**INSTRUCTIONS TO FOLLOW**
A word-for-word repetition of all the entries is required.
——
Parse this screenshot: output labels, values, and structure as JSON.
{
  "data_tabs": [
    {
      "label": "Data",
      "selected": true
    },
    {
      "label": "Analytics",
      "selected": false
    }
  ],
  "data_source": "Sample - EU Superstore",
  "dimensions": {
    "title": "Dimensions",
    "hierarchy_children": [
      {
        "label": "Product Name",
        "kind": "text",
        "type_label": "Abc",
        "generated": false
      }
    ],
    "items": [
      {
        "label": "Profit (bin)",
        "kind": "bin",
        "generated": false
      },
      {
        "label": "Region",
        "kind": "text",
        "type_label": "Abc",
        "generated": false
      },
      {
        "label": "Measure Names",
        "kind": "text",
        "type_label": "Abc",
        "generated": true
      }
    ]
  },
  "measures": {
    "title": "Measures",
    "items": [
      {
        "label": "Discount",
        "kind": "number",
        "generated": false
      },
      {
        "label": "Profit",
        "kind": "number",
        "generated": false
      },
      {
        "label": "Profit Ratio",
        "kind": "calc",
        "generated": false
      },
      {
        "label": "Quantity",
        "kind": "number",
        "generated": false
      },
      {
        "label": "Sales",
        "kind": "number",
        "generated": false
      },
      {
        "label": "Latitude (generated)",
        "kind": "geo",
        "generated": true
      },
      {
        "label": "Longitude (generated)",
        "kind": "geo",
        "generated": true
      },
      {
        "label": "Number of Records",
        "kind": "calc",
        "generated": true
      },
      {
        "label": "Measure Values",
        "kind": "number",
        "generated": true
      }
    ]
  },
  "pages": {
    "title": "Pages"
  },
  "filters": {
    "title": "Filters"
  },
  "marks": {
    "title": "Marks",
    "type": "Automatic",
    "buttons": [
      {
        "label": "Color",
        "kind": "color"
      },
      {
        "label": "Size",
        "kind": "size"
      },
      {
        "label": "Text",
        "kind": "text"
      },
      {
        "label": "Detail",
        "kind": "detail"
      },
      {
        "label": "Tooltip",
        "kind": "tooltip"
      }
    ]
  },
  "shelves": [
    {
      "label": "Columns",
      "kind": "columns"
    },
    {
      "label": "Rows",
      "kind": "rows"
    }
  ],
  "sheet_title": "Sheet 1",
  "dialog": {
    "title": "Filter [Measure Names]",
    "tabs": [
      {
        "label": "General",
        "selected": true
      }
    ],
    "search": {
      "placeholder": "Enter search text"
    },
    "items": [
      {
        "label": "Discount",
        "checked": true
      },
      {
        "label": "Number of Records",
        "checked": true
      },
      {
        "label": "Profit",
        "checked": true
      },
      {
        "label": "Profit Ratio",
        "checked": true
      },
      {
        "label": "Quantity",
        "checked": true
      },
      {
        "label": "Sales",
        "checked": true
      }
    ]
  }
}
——
**RESPONSE**
Parse this screenshot: output labels, values, and structure as JSON.
{
  "data_tabs": [
    {
      "label": "Data",
      "selected": true
    },
    {
      "label": "Analytics",
      "selected": false
    }
  ],
  "data_source": "Sample - EU Superstore",
  "dimensions": {
    "title": "Dimensions",
    "hierarchy_children": [
      {
        "label": "Product Name",
        "kind": "text",
        "type_label": "Abc",
        "generated": false
      }
    ],
    "items": [
      {
        "label": "Profit (bin)",
        "kind": "bin",
        "generated": false
      },
      {
        "label": "Region",
        "kind": "text",
        "type_label": "Abc",
        "generated": false
      },
      {
        "label": "Measure Names",
        "kind": "text",
        "type_label": "Abc",
        "generated": true
      }
    ]
  },
  "measures": {
    "title": "Measures",
    "items": [
      {
        "label": "Discount",
        "kind": "number",
        "generated": false
      },
      {
        "label": "Profit",
        "kind": "number",
        "generated": false
      },
      {
        "label": "Profit Ratio",
        "kind": "calc",
        "generated": false
      },
      {
        "label": "Quantity",
        "kind": "number",
        "generated": false
      },
      {
        "label": "Sales",
        "kind": "number",
        "generated": false
      },
      {
        "label": "Latitude (generated)",
        "kind": "geo",
        "generated": true
      },
      {
        "label": "Longitude (generated)",
        "kind": "geo",
        "generated": true
      },
      {
        "label": "Number of Records",
        "kind": "calc",
        "generated": true
      },
      {
        "label": "Measure Values",
        "kind": "number",
        "generated": true
      }
    ]
  },
  "pages": {
    "title": "Pages"
  },
  "filters": {
    "title": "Filters"
  },
  "marks": {
    "title": "Marks",
    "type": "Automatic",
    "buttons": [
      {
        "label": "Color",
        "kind": "color"
      },
      {
        "label": "Size",
        "kind": "size"
      },
      {
        "label": "Text",
        "kind": "text"
      },
      {
        "label": "Detail",
        "kind": "detail"
      },
      {
        "label": "Tooltip",
        "kind": "tooltip"
      }
    ]
  },
  "shelves": [
    {
      "label": "Columns",
      "kind": "columns"
    },
    {
      "label": "Rows",
      "kind": "rows"
    }
  ],
  "sheet_title": "Sheet 1",
  "dialog": {
    "title": "Filter [Measure Names]",
    "tabs": [
      {
        "label": "General",
        "selected": true
      }
    ],
    "search": {
      "placeholder": "Enter search text"
    },
    "items": [
      {
        "label": "Discount",
        "checked": true
      },
      {
        "label": "Number of Records",
        "checked": true
      },
      {
        "label": "Profit",
        "checked": true
      },
      {
        "label": "Profit Ratio",
        "checked": true
      },
      {
        "label": "Quantity",
        "checked": true
      },
      {
        "label": "Sales",
        "checked": true
      }
    ]
  }
}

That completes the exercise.